Duet 2 -> Duet 3 Mini - Stepper tuning
Add D3 V40 for the X Y and Z motor M569 commands
Just replaced a Duet 2 Wifi with a Duet 3 Mini and stepper sounded terrible. Then I've found a post where someone recommended to add 'D3 V40' to X, Y, and Z. Did so and stepper are soooo quiet But is V40 really a good choice?
Stepper are 14HS17-0504S (1.8deg, 0.5A, 23Ncm)
Typical value are from 100 (high speed) to 4000 (low speed).
D3part is setting the drivers in stealthchop (which they are by default but it doesn't hurt to add it). The
V40part sets the changeover speed. This can be seen in the M569 command
heres an output of mine
m569 p0 Drive 0 runs in reverse, active low enable, timing fast, mode stealthChop, ccr 0x00053, toff 3, tblank 0, thigh 0 (inf mm/sec), tpwmthrs 40 (234.4 mm/sec), pwmScaleSum 84, pwmScaleAuto 0, pwmOfsAuto 159, pwmGradAuto 14, pos 40
This is the important section
tpwmthrs 40 (234.4 mm/sec)it shows that at 40, the changeover from stealthchop to spreadcycle will be at 234.4mm/s.
Stealthchop runs quieter with lower torque and spreadcycle runs louder with more torque. You may find that faster moves have a higher chance of skipped steps etc in stealthchop.
Some people also report bangs and/or skipped steps on the changeover between stealthchop and spreadcycle.
I don't print particularly fast on my machine and don't have an issues with the higher changeover speed. You might have different results with your printer.
@jay_s_uk Thanks, got it.
I just found out that setting this for Z is not a good idea. Had some terrible layer shifts.
Yea, again Z is a special use case. As most of the time it does very littlle, stealthchop probably doesn't need to be set.
Make sure you don't set it on an extruder and you may even want to consider enforcing spreadcycle with D2 rather than D3
@martinnyhc ask away
MartinNYHC last edited by MartinNYHC
@jay_s_uk I don't have any experiences with Stealthchop or Spreadcycle.
you may even want to consider enforcing spreadcycle with D2 rather than D3
which I unfortunately don't really understand (not yet)
this is a good page for an overview between modes https://www.trinamic.com/technology/motor-control-technology/chopper-modes/
D2you would add it to the M569 e.g.
M569 P3 S0 D2rather than
@jay_s_uk I've got my Mini 5+ set to stealthchop extruder and Z axis (2 motors), haven't noticed any problems yet, but may be because I don't have particularly aggressive jerk and acceleration settings. Any particular reason not to set them to stealthchop, if your motor settings can cope?
@MartinNYHC I set D3 V0 for all axes, effectively turning off spreadcycle. If you've set V40, it's probably a very high speed for changeover (which would be potentially catastrophic), and you may never get to that speed while printing. The alternative is to use a low speed changeover, so the motor is quiet at standstill, but uses spreadcycle (with it's extra torque) when it's moving. If you aim for a changeover speed that is lower than your M566 instantaneous speed, you won't notice the changeover.

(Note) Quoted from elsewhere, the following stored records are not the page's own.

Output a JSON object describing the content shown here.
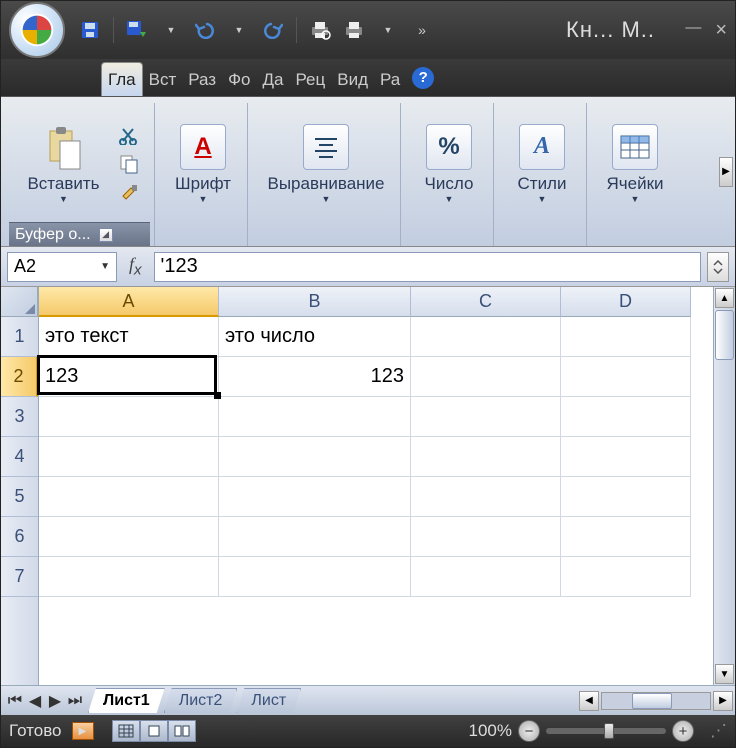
{
  "title": "Кн... М..",
  "qat_icons": [
    "save",
    "save-as",
    "undo",
    "redo",
    "print-preview",
    "quick-print",
    "more"
  ],
  "tabs": [
    "Гла",
    "Вст",
    "Раз",
    "Фо",
    "Да",
    "Рец",
    "Вид",
    "Ра"
  ],
  "active_tab": 0,
  "ribbon": {
    "clipboard": {
      "button": "Вставить",
      "label": "Буфер о..."
    },
    "font": {
      "label": "Шрифт"
    },
    "alignment": {
      "label": "Выравнивание"
    },
    "number": {
      "label": "Число"
    },
    "styles": {
      "label": "Стили"
    },
    "cells": {
      "label": "Ячейки"
    }
  },
  "namebox": "A2",
  "formula": "'123",
  "columns": [
    {
      "name": "A",
      "width": 180
    },
    {
      "name": "B",
      "width": 192
    },
    {
      "name": "C",
      "width": 150
    },
    {
      "name": "D",
      "width": 130
    }
  ],
  "rows": [
    1,
    2,
    3,
    4,
    5,
    6,
    7
  ],
  "active_cell": {
    "row": 2,
    "col": "A"
  },
  "cells": {
    "A1": "это текст",
    "B1": "это число",
    "A2": "123",
    "B2": "123"
  },
  "numeric_cells": [
    "B2"
  ],
  "sheets": [
    "Лист1",
    "Лист2",
    "Лист"
  ],
  "active_sheet": 0,
  "status": "Готово",
  "zoom": "100%"
}
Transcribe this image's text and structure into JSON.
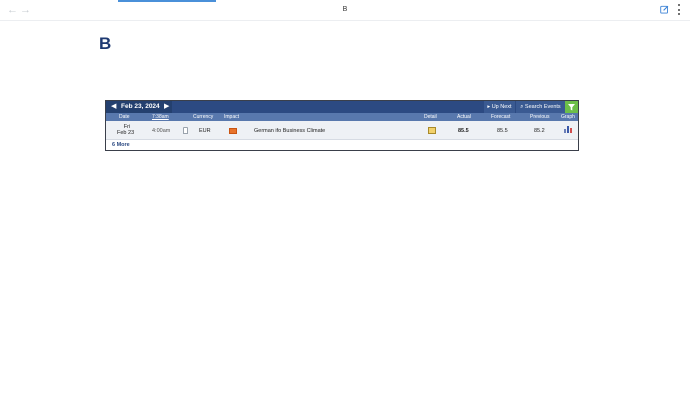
{
  "browser": {
    "back_glyph": "←",
    "forward_glyph": "→",
    "page_title": "B"
  },
  "heading": "B",
  "calendar": {
    "date": "Feb 23, 2024",
    "up_next": "Up Next",
    "search_events": "Search Events",
    "columns": {
      "date": "Date",
      "time": "7:38am",
      "currency": "Currency",
      "impact": "Impact",
      "detail": "Detail",
      "actual": "Actual",
      "forecast": "Forecast",
      "previous": "Previous",
      "graph": "Graph"
    },
    "rows": [
      {
        "day": "Fri",
        "date": "Feb 23",
        "time": "4:00am",
        "currency": "EUR",
        "event": "German ifo Business Climate",
        "actual": "85.5",
        "forecast": "85.5",
        "previous": "85.2",
        "impact_color": "#e8742c"
      }
    ],
    "more_link": "6 More"
  },
  "colors": {
    "header_bg": "#2c4a82",
    "columns_bg": "#5878ad",
    "filter_green": "#6cbf4a",
    "heading": "#1e3a72"
  }
}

@droftarts I run my Z axis in stealthchop no bother.
The comment around E is the drop in torque between stealthchop and spreadcycle. Why potentially lose torque where you really need it if you're running that slow that the noise wouldn't be an issue anyway
@jay_s_uk I've got an Orbiter extruder with a small LDO stepper and 30:1 planetary gearing, and while I haven't had any obvious skipping in stealthchop, I thought that it was quite noisy in spreadcycle. However, that was a while ago when we were troubleshooting, so I should probably go back to it and try it out.
gloomyandy last edited by gloomyandy
Having an extruder (or any driver) in spreadcycle mode all of the time may also mean that they are "hissy" when not moving, so maybe using stealthchop with a very low speed switchover is better.
Oh and don't forget that if you are using sensorless homing then the driver must be in stealthchop mode during the homing process, you can set it to other modes once homed.
I run all my drivers in stealthchop all of the time, but I don't tend to use particularly high speeds.